(Beginning of Material to process)

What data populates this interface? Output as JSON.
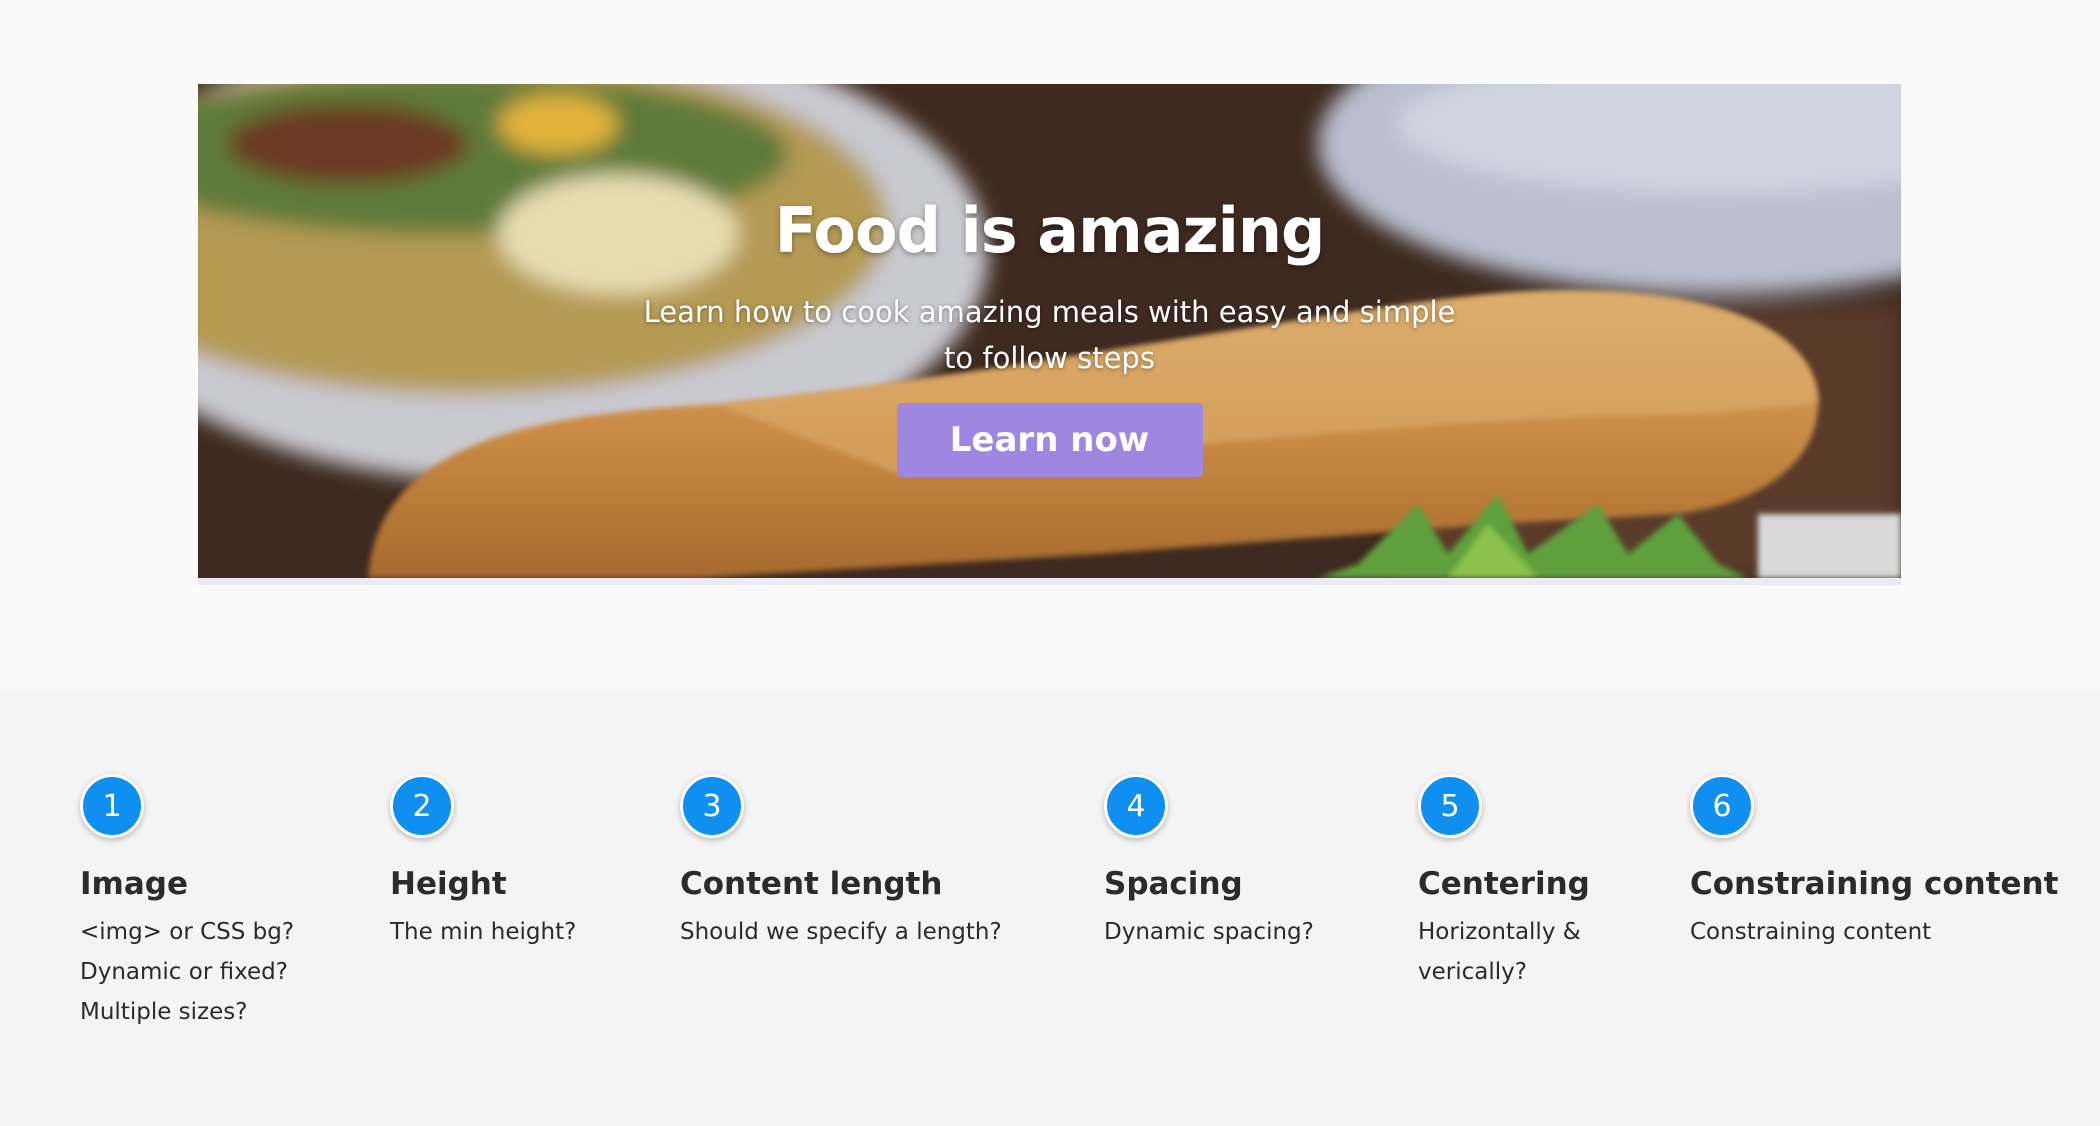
{
  "hero": {
    "title": "Food is amazing",
    "subtitle": "Learn how to cook amazing meals with easy and simple to follow steps",
    "button_label": "Learn now",
    "button_color": "#9f86e0"
  },
  "checklist": {
    "accent_color": "#0f8ff0",
    "items": [
      {
        "number": "1",
        "title": "Image",
        "lines": [
          "<img> or CSS bg?",
          "Dynamic or fixed?",
          "Multiple sizes?"
        ]
      },
      {
        "number": "2",
        "title": "Height",
        "lines": [
          "The min height?"
        ]
      },
      {
        "number": "3",
        "title": "Content length",
        "lines": [
          "Should we specify a length?"
        ]
      },
      {
        "number": "4",
        "title": "Spacing",
        "lines": [
          "Dynamic spacing?"
        ]
      },
      {
        "number": "5",
        "title": "Centering",
        "lines": [
          "Horizontally &",
          "verically?"
        ]
      },
      {
        "number": "6",
        "title": "Constraining content",
        "lines": [
          "Constraining content"
        ]
      }
    ]
  }
}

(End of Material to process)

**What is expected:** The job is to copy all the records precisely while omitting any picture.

**Solution:**
What data populates this interface? Output as JSON.
{
  "hero": {
    "title": "Food is amazing",
    "subtitle": "Learn how to cook amazing meals with easy and simple to follow steps",
    "button_label": "Learn now",
    "button_color": "#9f86e0"
  },
  "checklist": {
    "accent_color": "#0f8ff0",
    "items": [
      {
        "number": "1",
        "title": "Image",
        "lines": [
          "<img> or CSS bg?",
          "Dynamic or fixed?",
          "Multiple sizes?"
        ]
      },
      {
        "number": "2",
        "title": "Height",
        "lines": [
          "The min height?"
        ]
      },
      {
        "number": "3",
        "title": "Content length",
        "lines": [
          "Should we specify a length?"
        ]
      },
      {
        "number": "4",
        "title": "Spacing",
        "lines": [
          "Dynamic spacing?"
        ]
      },
      {
        "number": "5",
        "title": "Centering",
        "lines": [
          "Horizontally &",
          "verically?"
        ]
      },
      {
        "number": "6",
        "title": "Constraining content",
        "lines": [
          "Constraining content"
        ]
      }
    ]
  }
}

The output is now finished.